The lottery is a popular way to raise funds for a wide variety of projects and programs. It is also a great source of entertainment. Some people have even become millionaires through the lottery. However, it is important to understand the odds and probabilities involved in winning. This will help you determine how much to spend and how to maximize your chances of winning.
The first known lottery dates back to the Roman Empire. It was used as a form of entertainment at dinner parties and gave away prizes in the form of food and other household items. The prizes were based on the number of tickets purchased and not the actual winnings. These early lotteries were not considered a true lottery because they were more like giving out free gifts than a true game of chance.
In the modern sense of the word, the lottery is a government-sponsored game of chance where numbers are drawn to win a prize. It is often a form of taxation wherein the majority of the participants fork out money and the government keeps half of it. The remaining portion is given to the winner or winners. In the United States, there are many state-run lotteries that give out cash and goods as prizes. It is estimated that the lottery has raised more than $220 billion since its inception in 1726.
While it may be tempting to play the lottery just because you want to win, you should always remember that it is a game of probability and not skill.
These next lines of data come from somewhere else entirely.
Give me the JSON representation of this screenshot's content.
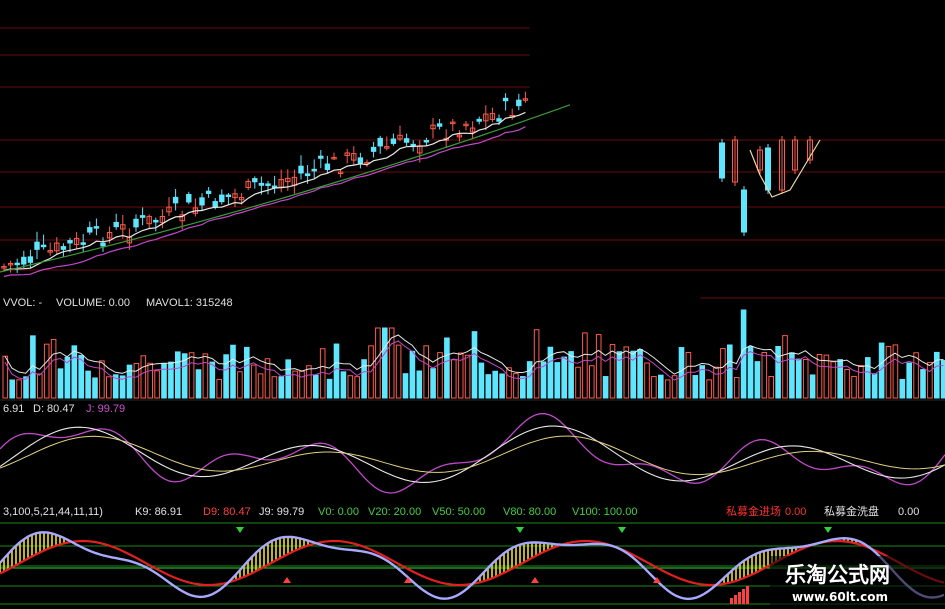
{
  "volume_header": {
    "label": "VVOL: -",
    "volume": "VOLUME: 0.00",
    "mavol": "MAVOL1: 315248"
  },
  "kdj_header": {
    "k": "6.91",
    "d": "D: 80.47",
    "j": "J: 99.79"
  },
  "indicator_header": {
    "params": "3,100,5,21,44,11,11)",
    "k9": "K9: 86.91",
    "d9": "D9: 80.47",
    "j9": "J9: 99.79",
    "v0": "V0: 0.00",
    "v20": "V20: 20.00",
    "v50": "V50: 50.00",
    "v80": "V80: 80.00",
    "v100": "V100: 100.00",
    "enter_label": "私募金进场",
    "enter_value": "0.00",
    "wash_label": "私募金洗盘",
    "wash_value": "0.00"
  },
  "watermark": {
    "title": "乐淘公式网",
    "url": "www.60lt.com"
  },
  "colors": {
    "background": "#000000",
    "up": "#ff5a4a",
    "down": "#5fe6ff",
    "ma_white": "#e8e8e8",
    "ma_purple": "#c048c8",
    "ma_green": "#3a9a3a",
    "level_red": "#a01010",
    "kline_red": "#e02020",
    "kline_yellow": "#f0e020",
    "kline_blue": "#a8a8ff",
    "arrow_green": "#30d040",
    "arrow_red": "#ff4040"
  },
  "chart_data": [
    {
      "type": "candlestick",
      "panel": "price",
      "series": [
        {
          "name": "candles",
          "values": []
        },
        {
          "name": "MA-short",
          "values": []
        },
        {
          "name": "MA-mid",
          "values": []
        },
        {
          "name": "MA-long",
          "values": []
        }
      ]
    },
    {
      "type": "bar",
      "panel": "volume",
      "series": [
        {
          "name": "VOLUME",
          "values": []
        },
        {
          "name": "MAVOL1",
          "values": []
        }
      ]
    },
    {
      "type": "line",
      "panel": "kdj",
      "series": [
        {
          "name": "K",
          "values": []
        },
        {
          "name": "D",
          "values": []
        },
        {
          "name": "J",
          "values": []
        }
      ]
    },
    {
      "type": "line",
      "panel": "indicator",
      "series": [
        {
          "name": "K9",
          "values": []
        },
        {
          "name": "D9",
          "values": []
        }
      ],
      "levels": [
        0,
        20,
        50,
        80,
        100
      ]
    }
  ]
}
Buying more tickets will not increase your odds of winning, but math can.
You can improve your odds by using a mathematical prediction model. These models can tell you how the combination of numbers will behave over time and can be used to make informed decisions. This will save you time and money. It will also help you avoid wasting your money on combinatorial patterns that will only appear once in 100,000 draws.
Lottery operators use advanced technology to ensure fair outcomes for all players. This includes leveraging advanced algorithms to minimize system variance and provide an optimal player experience. These systems also help to minimize the impact of bad weather and other disruptions that could otherwise affect game results.
Another key aspect of lottery is the elimination of human biases. Unlike other forms of gambling, the lottery does not discriminate based on race, religion, gender, age or political affiliations. In addition, it is easy to learn how to play, so anyone can participate. This makes the lottery a great option for people from all walks of life.
Winning the lottery can be a life-changing event. However, it can also be devastating if you don’t handle the influx of wealth correctly. It is important to plan ahead and stick to a strategy. This will help you avoid costly mistakes and enjoy your newfound wealth. It is also important to remember that a sudden influx of wealth can attract the attention of jealous and greedy people who can potentially put you in danger.